Information given
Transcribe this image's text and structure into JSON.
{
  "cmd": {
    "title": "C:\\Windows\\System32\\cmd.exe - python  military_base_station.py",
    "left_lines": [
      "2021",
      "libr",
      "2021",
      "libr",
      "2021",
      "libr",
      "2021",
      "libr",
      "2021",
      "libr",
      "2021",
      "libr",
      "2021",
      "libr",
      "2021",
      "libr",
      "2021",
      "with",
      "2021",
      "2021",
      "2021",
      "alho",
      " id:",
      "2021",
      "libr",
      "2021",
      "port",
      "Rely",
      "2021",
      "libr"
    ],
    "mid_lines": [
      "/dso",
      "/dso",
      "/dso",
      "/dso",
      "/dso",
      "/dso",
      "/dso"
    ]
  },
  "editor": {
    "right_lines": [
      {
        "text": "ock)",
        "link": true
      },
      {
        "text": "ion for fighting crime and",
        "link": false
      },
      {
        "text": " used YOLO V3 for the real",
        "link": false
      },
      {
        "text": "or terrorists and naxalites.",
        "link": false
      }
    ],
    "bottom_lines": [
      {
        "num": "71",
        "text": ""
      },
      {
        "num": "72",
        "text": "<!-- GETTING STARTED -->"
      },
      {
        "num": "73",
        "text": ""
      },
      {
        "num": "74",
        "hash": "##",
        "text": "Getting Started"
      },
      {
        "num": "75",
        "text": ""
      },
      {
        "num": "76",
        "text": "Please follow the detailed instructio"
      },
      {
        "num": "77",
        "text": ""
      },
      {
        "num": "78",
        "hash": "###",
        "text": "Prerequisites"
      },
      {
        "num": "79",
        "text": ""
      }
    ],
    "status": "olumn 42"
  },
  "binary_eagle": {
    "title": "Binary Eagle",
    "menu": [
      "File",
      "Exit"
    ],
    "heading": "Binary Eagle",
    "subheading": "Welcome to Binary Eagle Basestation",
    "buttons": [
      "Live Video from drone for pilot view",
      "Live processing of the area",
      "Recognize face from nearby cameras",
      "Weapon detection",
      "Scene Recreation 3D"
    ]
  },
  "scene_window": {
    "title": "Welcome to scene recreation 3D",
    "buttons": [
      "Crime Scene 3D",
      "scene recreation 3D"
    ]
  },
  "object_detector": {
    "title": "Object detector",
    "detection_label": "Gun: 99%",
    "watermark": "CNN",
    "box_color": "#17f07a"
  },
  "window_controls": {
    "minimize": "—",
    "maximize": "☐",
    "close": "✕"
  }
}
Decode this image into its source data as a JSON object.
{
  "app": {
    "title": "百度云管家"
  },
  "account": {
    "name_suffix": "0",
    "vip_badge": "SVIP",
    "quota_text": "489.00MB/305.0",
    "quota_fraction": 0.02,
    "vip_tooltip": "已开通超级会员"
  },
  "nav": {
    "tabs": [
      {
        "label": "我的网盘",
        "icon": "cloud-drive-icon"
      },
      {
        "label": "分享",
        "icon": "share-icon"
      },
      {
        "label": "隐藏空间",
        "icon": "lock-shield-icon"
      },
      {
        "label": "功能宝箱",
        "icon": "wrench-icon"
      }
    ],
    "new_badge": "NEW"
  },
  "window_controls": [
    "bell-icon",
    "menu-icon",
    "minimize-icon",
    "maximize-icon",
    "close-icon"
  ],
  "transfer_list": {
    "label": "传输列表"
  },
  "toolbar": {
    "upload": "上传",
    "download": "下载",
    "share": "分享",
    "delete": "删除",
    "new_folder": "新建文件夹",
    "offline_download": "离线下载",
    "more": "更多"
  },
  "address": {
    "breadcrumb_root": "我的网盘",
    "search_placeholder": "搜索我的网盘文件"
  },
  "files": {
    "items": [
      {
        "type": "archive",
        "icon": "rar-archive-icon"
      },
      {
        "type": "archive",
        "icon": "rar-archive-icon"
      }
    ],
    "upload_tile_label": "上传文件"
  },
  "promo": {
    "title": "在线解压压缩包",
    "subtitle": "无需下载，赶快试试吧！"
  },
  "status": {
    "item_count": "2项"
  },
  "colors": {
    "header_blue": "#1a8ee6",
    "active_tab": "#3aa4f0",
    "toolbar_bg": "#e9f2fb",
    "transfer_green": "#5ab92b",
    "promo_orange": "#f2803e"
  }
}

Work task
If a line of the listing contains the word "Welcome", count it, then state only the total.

Exercise solution
2